Data entries:

────

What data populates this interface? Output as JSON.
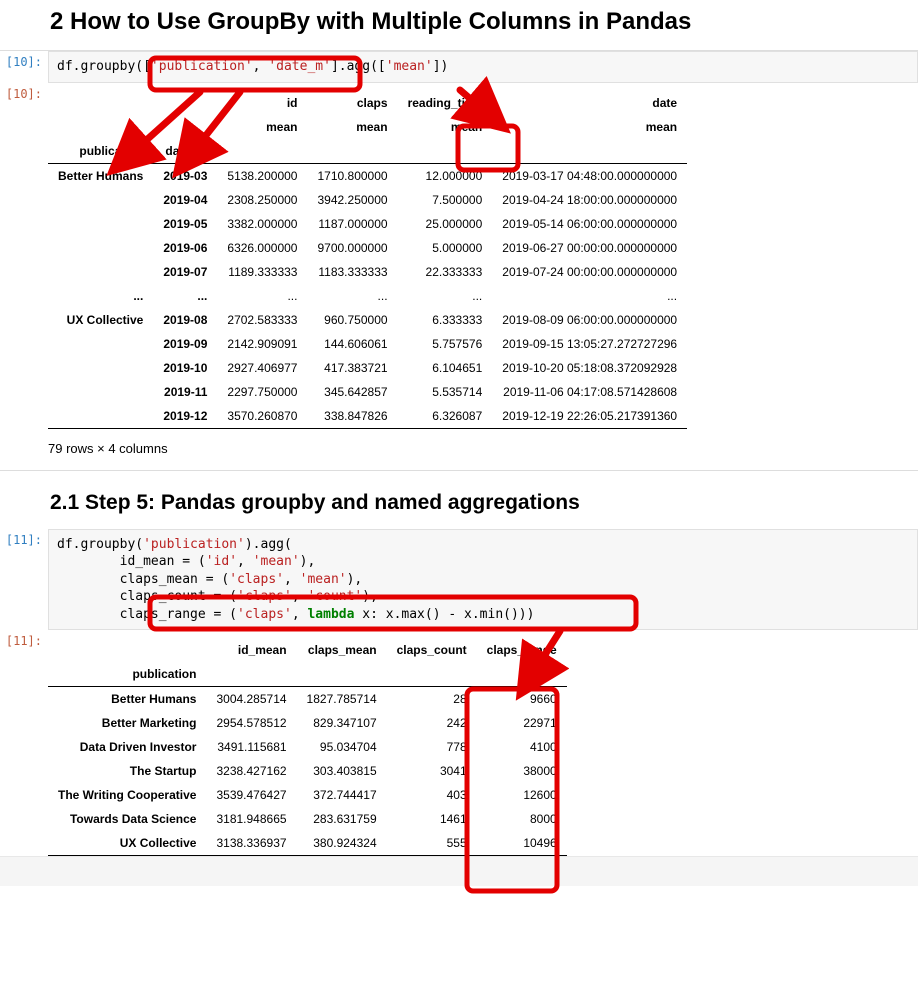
{
  "section2": {
    "heading": "2  How to Use GroupBy with Multiple Columns in Pandas",
    "in_prompt": "[10]:",
    "out_prompt": "[10]:",
    "code_pre": "df.groupby(",
    "code_arg1": "'publication'",
    "code_arg2": "'date_m'",
    "code_mid": ".agg([",
    "code_arg3": "'mean'",
    "code_end": "])",
    "top_headers": [
      "id",
      "claps",
      "reading_time",
      "date"
    ],
    "sub_header": "mean",
    "index_names": [
      "publication",
      "date_m"
    ],
    "rows_top": [
      {
        "pub": "Better Humans",
        "dm": "2019-03",
        "id": "5138.200000",
        "claps": "1710.800000",
        "rt": "12.000000",
        "date": "2019-03-17 04:48:00.000000000"
      },
      {
        "pub": "",
        "dm": "2019-04",
        "id": "2308.250000",
        "claps": "3942.250000",
        "rt": "7.500000",
        "date": "2019-04-24 18:00:00.000000000"
      },
      {
        "pub": "",
        "dm": "2019-05",
        "id": "3382.000000",
        "claps": "1187.000000",
        "rt": "25.000000",
        "date": "2019-05-14 06:00:00.000000000"
      },
      {
        "pub": "",
        "dm": "2019-06",
        "id": "6326.000000",
        "claps": "9700.000000",
        "rt": "5.000000",
        "date": "2019-06-27 00:00:00.000000000"
      },
      {
        "pub": "",
        "dm": "2019-07",
        "id": "1189.333333",
        "claps": "1183.333333",
        "rt": "22.333333",
        "date": "2019-07-24 00:00:00.000000000"
      }
    ],
    "ellipsis": "...",
    "rows_bot": [
      {
        "pub": "UX Collective",
        "dm": "2019-08",
        "id": "2702.583333",
        "claps": "960.750000",
        "rt": "6.333333",
        "date": "2019-08-09 06:00:00.000000000"
      },
      {
        "pub": "",
        "dm": "2019-09",
        "id": "2142.909091",
        "claps": "144.606061",
        "rt": "5.757576",
        "date": "2019-09-15 13:05:27.272727296"
      },
      {
        "pub": "",
        "dm": "2019-10",
        "id": "2927.406977",
        "claps": "417.383721",
        "rt": "6.104651",
        "date": "2019-10-20 05:18:08.372092928"
      },
      {
        "pub": "",
        "dm": "2019-11",
        "id": "2297.750000",
        "claps": "345.642857",
        "rt": "5.535714",
        "date": "2019-11-06 04:17:08.571428608"
      },
      {
        "pub": "",
        "dm": "2019-12",
        "id": "3570.260870",
        "claps": "338.847826",
        "rt": "6.326087",
        "date": "2019-12-19 22:26:05.217391360"
      }
    ],
    "footer": "79 rows × 4 columns"
  },
  "section21": {
    "heading": "2.1  Step 5: Pandas groupby and named aggregations",
    "in_prompt": "[11]:",
    "out_prompt": "[11]:",
    "code": {
      "l1a": "df.groupby(",
      "l1b": "'publication'",
      "l1c": ").agg(",
      "l2a": "        id_mean = (",
      "l2b": "'id'",
      "l2c": ", ",
      "l2d": "'mean'",
      "l2e": "),",
      "l3a": "        claps_mean = (",
      "l3b": "'claps'",
      "l3c": ", ",
      "l3d": "'mean'",
      "l3e": "),",
      "l4a": "        claps_count = (",
      "l4b": "'claps'",
      "l4c": ", ",
      "l4d": "'count'",
      "l4e": "),",
      "l5a": "        claps_range = (",
      "l5b": "'claps'",
      "l5c": ", ",
      "l5kw": "lambda",
      "l5d": " x: x.max() - x.min()))"
    },
    "headers": [
      "id_mean",
      "claps_mean",
      "claps_count",
      "claps_range"
    ],
    "index_name": "publication",
    "rows": [
      {
        "pub": "Better Humans",
        "id": "3004.285714",
        "cm": "1827.785714",
        "cc": "28",
        "cr": "9660"
      },
      {
        "pub": "Better Marketing",
        "id": "2954.578512",
        "cm": "829.347107",
        "cc": "242",
        "cr": "22971"
      },
      {
        "pub": "Data Driven Investor",
        "id": "3491.115681",
        "cm": "95.034704",
        "cc": "778",
        "cr": "4100"
      },
      {
        "pub": "The Startup",
        "id": "3238.427162",
        "cm": "303.403815",
        "cc": "3041",
        "cr": "38000"
      },
      {
        "pub": "The Writing Cooperative",
        "id": "3539.476427",
        "cm": "372.744417",
        "cc": "403",
        "cr": "12600"
      },
      {
        "pub": "Towards Data Science",
        "id": "3181.948665",
        "cm": "283.631759",
        "cc": "1461",
        "cr": "8000"
      },
      {
        "pub": "UX Collective",
        "id": "3138.336937",
        "cm": "380.924324",
        "cc": "555",
        "cr": "10496"
      }
    ]
  }
}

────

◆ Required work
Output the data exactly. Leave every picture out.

◆ Answer to this task
What data populates this interface? Output as JSON.
{
  "section2": {
    "heading": "2  How to Use GroupBy with Multiple Columns in Pandas",
    "in_prompt": "[10]:",
    "out_prompt": "[10]:",
    "code_pre": "df.groupby(",
    "code_arg1": "'publication'",
    "code_arg2": "'date_m'",
    "code_mid": ".agg([",
    "code_arg3": "'mean'",
    "code_end": "])",
    "top_headers": [
      "id",
      "claps",
      "reading_time",
      "date"
    ],
    "sub_header": "mean",
    "index_names": [
      "publication",
      "date_m"
    ],
    "rows_top": [
      {
        "pub": "Better Humans",
        "dm": "2019-03",
        "id": "5138.200000",
        "claps": "1710.800000",
        "rt": "12.000000",
        "date": "2019-03-17 04:48:00.000000000"
      },
      {
        "pub": "",
        "dm": "2019-04",
        "id": "2308.250000",
        "claps": "3942.250000",
        "rt": "7.500000",
        "date": "2019-04-24 18:00:00.000000000"
      },
      {
        "pub": "",
        "dm": "2019-05",
        "id": "3382.000000",
        "claps": "1187.000000",
        "rt": "25.000000",
        "date": "2019-05-14 06:00:00.000000000"
      },
      {
        "pub": "",
        "dm": "2019-06",
        "id": "6326.000000",
        "claps": "9700.000000",
        "rt": "5.000000",
        "date": "2019-06-27 00:00:00.000000000"
      },
      {
        "pub": "",
        "dm": "2019-07",
        "id": "1189.333333",
        "claps": "1183.333333",
        "rt": "22.333333",
        "date": "2019-07-24 00:00:00.000000000"
      }
    ],
    "ellipsis": "...",
    "rows_bot": [
      {
        "pub": "UX Collective",
        "dm": "2019-08",
        "id": "2702.583333",
        "claps": "960.750000",
        "rt": "6.333333",
        "date": "2019-08-09 06:00:00.000000000"
      },
      {
        "pub": "",
        "dm": "2019-09",
        "id": "2142.909091",
        "claps": "144.606061",
        "rt": "5.757576",
        "date": "2019-09-15 13:05:27.272727296"
      },
      {
        "pub": "",
        "dm": "2019-10",
        "id": "2927.406977",
        "claps": "417.383721",
        "rt": "6.104651",
        "date": "2019-10-20 05:18:08.372092928"
      },
      {
        "pub": "",
        "dm": "2019-11",
        "id": "2297.750000",
        "claps": "345.642857",
        "rt": "5.535714",
        "date": "2019-11-06 04:17:08.571428608"
      },
      {
        "pub": "",
        "dm": "2019-12",
        "id": "3570.260870",
        "claps": "338.847826",
        "rt": "6.326087",
        "date": "2019-12-19 22:26:05.217391360"
      }
    ],
    "footer": "79 rows × 4 columns"
  },
  "section21": {
    "heading": "2.1  Step 5: Pandas groupby and named aggregations",
    "in_prompt": "[11]:",
    "out_prompt": "[11]:",
    "code": {
      "l1a": "df.groupby(",
      "l1b": "'publication'",
      "l1c": ").agg(",
      "l2a": "        id_mean = (",
      "l2b": "'id'",
      "l2c": ", ",
      "l2d": "'mean'",
      "l2e": "),",
      "l3a": "        claps_mean = (",
      "l3b": "'claps'",
      "l3c": ", ",
      "l3d": "'mean'",
      "l3e": "),",
      "l4a": "        claps_count = (",
      "l4b": "'claps'",
      "l4c": ", ",
      "l4d": "'count'",
      "l4e": "),",
      "l5a": "        claps_range = (",
      "l5b": "'claps'",
      "l5c": ", ",
      "l5kw": "lambda",
      "l5d": " x: x.max() - x.min()))"
    },
    "headers": [
      "id_mean",
      "claps_mean",
      "claps_count",
      "claps_range"
    ],
    "index_name": "publication",
    "rows": [
      {
        "pub": "Better Humans",
        "id": "3004.285714",
        "cm": "1827.785714",
        "cc": "28",
        "cr": "9660"
      },
      {
        "pub": "Better Marketing",
        "id": "2954.578512",
        "cm": "829.347107",
        "cc": "242",
        "cr": "22971"
      },
      {
        "pub": "Data Driven Investor",
        "id": "3491.115681",
        "cm": "95.034704",
        "cc": "778",
        "cr": "4100"
      },
      {
        "pub": "The Startup",
        "id": "3238.427162",
        "cm": "303.403815",
        "cc": "3041",
        "cr": "38000"
      },
      {
        "pub": "The Writing Cooperative",
        "id": "3539.476427",
        "cm": "372.744417",
        "cc": "403",
        "cr": "12600"
      },
      {
        "pub": "Towards Data Science",
        "id": "3181.948665",
        "cm": "283.631759",
        "cc": "1461",
        "cr": "8000"
      },
      {
        "pub": "UX Collective",
        "id": "3138.336937",
        "cm": "380.924324",
        "cc": "555",
        "cr": "10496"
      }
    ]
  }
}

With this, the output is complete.